*What you have to do:*
For the records that follow, work out how many lines include "left" and give only that count.

*Given data:*

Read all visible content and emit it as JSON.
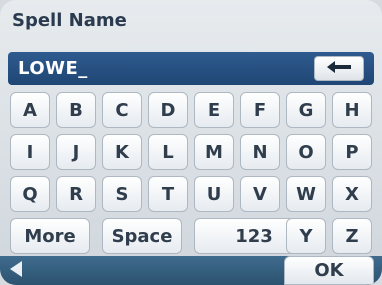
{
  "screen": {
    "title": "Spell Name"
  },
  "input": {
    "value": "LOWE_"
  },
  "keyboard": {
    "row1": [
      "A",
      "B",
      "C",
      "D",
      "E",
      "F",
      "G",
      "H"
    ],
    "row2": [
      "I",
      "J",
      "K",
      "L",
      "M",
      "N",
      "O",
      "P"
    ],
    "row3": [
      "Q",
      "R",
      "S",
      "T",
      "U",
      "V",
      "W",
      "X"
    ],
    "row4": {
      "more": "More",
      "space": "Space",
      "num": "123",
      "y": "Y",
      "z": "Z"
    }
  },
  "footer": {
    "ok": "OK"
  },
  "icons": {
    "backspace": "left-arrow",
    "back": "left-triangle"
  },
  "colors": {
    "inputbar": "#1f4674",
    "bottom": "#2c536f"
  }
}
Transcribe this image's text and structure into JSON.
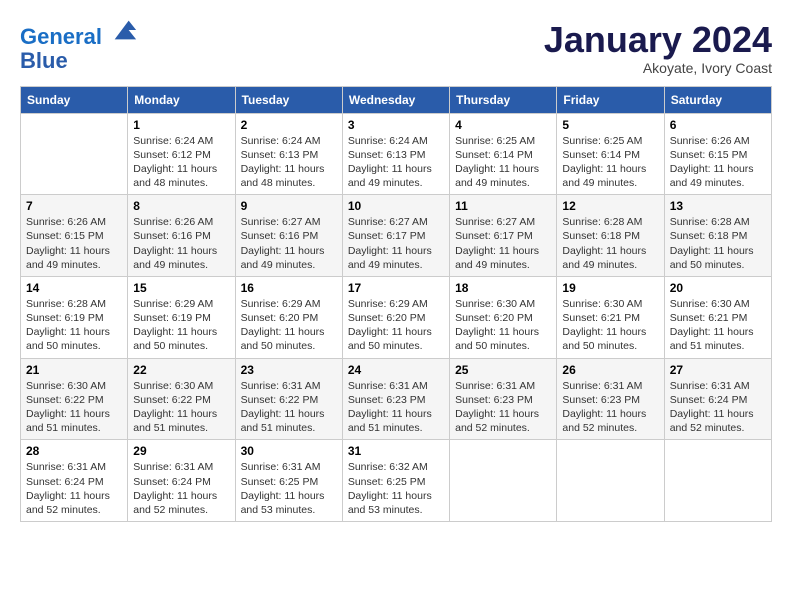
{
  "header": {
    "logo_line1": "General",
    "logo_line2": "Blue",
    "month_title": "January 2024",
    "subtitle": "Akoyate, Ivory Coast"
  },
  "days_of_week": [
    "Sunday",
    "Monday",
    "Tuesday",
    "Wednesday",
    "Thursday",
    "Friday",
    "Saturday"
  ],
  "weeks": [
    [
      {
        "day": "",
        "info": ""
      },
      {
        "day": "1",
        "info": "Sunrise: 6:24 AM\nSunset: 6:12 PM\nDaylight: 11 hours\nand 48 minutes."
      },
      {
        "day": "2",
        "info": "Sunrise: 6:24 AM\nSunset: 6:13 PM\nDaylight: 11 hours\nand 48 minutes."
      },
      {
        "day": "3",
        "info": "Sunrise: 6:24 AM\nSunset: 6:13 PM\nDaylight: 11 hours\nand 49 minutes."
      },
      {
        "day": "4",
        "info": "Sunrise: 6:25 AM\nSunset: 6:14 PM\nDaylight: 11 hours\nand 49 minutes."
      },
      {
        "day": "5",
        "info": "Sunrise: 6:25 AM\nSunset: 6:14 PM\nDaylight: 11 hours\nand 49 minutes."
      },
      {
        "day": "6",
        "info": "Sunrise: 6:26 AM\nSunset: 6:15 PM\nDaylight: 11 hours\nand 49 minutes."
      }
    ],
    [
      {
        "day": "7",
        "info": "Sunrise: 6:26 AM\nSunset: 6:15 PM\nDaylight: 11 hours\nand 49 minutes."
      },
      {
        "day": "8",
        "info": "Sunrise: 6:26 AM\nSunset: 6:16 PM\nDaylight: 11 hours\nand 49 minutes."
      },
      {
        "day": "9",
        "info": "Sunrise: 6:27 AM\nSunset: 6:16 PM\nDaylight: 11 hours\nand 49 minutes."
      },
      {
        "day": "10",
        "info": "Sunrise: 6:27 AM\nSunset: 6:17 PM\nDaylight: 11 hours\nand 49 minutes."
      },
      {
        "day": "11",
        "info": "Sunrise: 6:27 AM\nSunset: 6:17 PM\nDaylight: 11 hours\nand 49 minutes."
      },
      {
        "day": "12",
        "info": "Sunrise: 6:28 AM\nSunset: 6:18 PM\nDaylight: 11 hours\nand 49 minutes."
      },
      {
        "day": "13",
        "info": "Sunrise: 6:28 AM\nSunset: 6:18 PM\nDaylight: 11 hours\nand 50 minutes."
      }
    ],
    [
      {
        "day": "14",
        "info": "Sunrise: 6:28 AM\nSunset: 6:19 PM\nDaylight: 11 hours\nand 50 minutes."
      },
      {
        "day": "15",
        "info": "Sunrise: 6:29 AM\nSunset: 6:19 PM\nDaylight: 11 hours\nand 50 minutes."
      },
      {
        "day": "16",
        "info": "Sunrise: 6:29 AM\nSunset: 6:20 PM\nDaylight: 11 hours\nand 50 minutes."
      },
      {
        "day": "17",
        "info": "Sunrise: 6:29 AM\nSunset: 6:20 PM\nDaylight: 11 hours\nand 50 minutes."
      },
      {
        "day": "18",
        "info": "Sunrise: 6:30 AM\nSunset: 6:20 PM\nDaylight: 11 hours\nand 50 minutes."
      },
      {
        "day": "19",
        "info": "Sunrise: 6:30 AM\nSunset: 6:21 PM\nDaylight: 11 hours\nand 50 minutes."
      },
      {
        "day": "20",
        "info": "Sunrise: 6:30 AM\nSunset: 6:21 PM\nDaylight: 11 hours\nand 51 minutes."
      }
    ],
    [
      {
        "day": "21",
        "info": "Sunrise: 6:30 AM\nSunset: 6:22 PM\nDaylight: 11 hours\nand 51 minutes."
      },
      {
        "day": "22",
        "info": "Sunrise: 6:30 AM\nSunset: 6:22 PM\nDaylight: 11 hours\nand 51 minutes."
      },
      {
        "day": "23",
        "info": "Sunrise: 6:31 AM\nSunset: 6:22 PM\nDaylight: 11 hours\nand 51 minutes."
      },
      {
        "day": "24",
        "info": "Sunrise: 6:31 AM\nSunset: 6:23 PM\nDaylight: 11 hours\nand 51 minutes."
      },
      {
        "day": "25",
        "info": "Sunrise: 6:31 AM\nSunset: 6:23 PM\nDaylight: 11 hours\nand 52 minutes."
      },
      {
        "day": "26",
        "info": "Sunrise: 6:31 AM\nSunset: 6:23 PM\nDaylight: 11 hours\nand 52 minutes."
      },
      {
        "day": "27",
        "info": "Sunrise: 6:31 AM\nSunset: 6:24 PM\nDaylight: 11 hours\nand 52 minutes."
      }
    ],
    [
      {
        "day": "28",
        "info": "Sunrise: 6:31 AM\nSunset: 6:24 PM\nDaylight: 11 hours\nand 52 minutes."
      },
      {
        "day": "29",
        "info": "Sunrise: 6:31 AM\nSunset: 6:24 PM\nDaylight: 11 hours\nand 52 minutes."
      },
      {
        "day": "30",
        "info": "Sunrise: 6:31 AM\nSunset: 6:25 PM\nDaylight: 11 hours\nand 53 minutes."
      },
      {
        "day": "31",
        "info": "Sunrise: 6:32 AM\nSunset: 6:25 PM\nDaylight: 11 hours\nand 53 minutes."
      },
      {
        "day": "",
        "info": ""
      },
      {
        "day": "",
        "info": ""
      },
      {
        "day": "",
        "info": ""
      }
    ]
  ]
}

*Task solution:*
2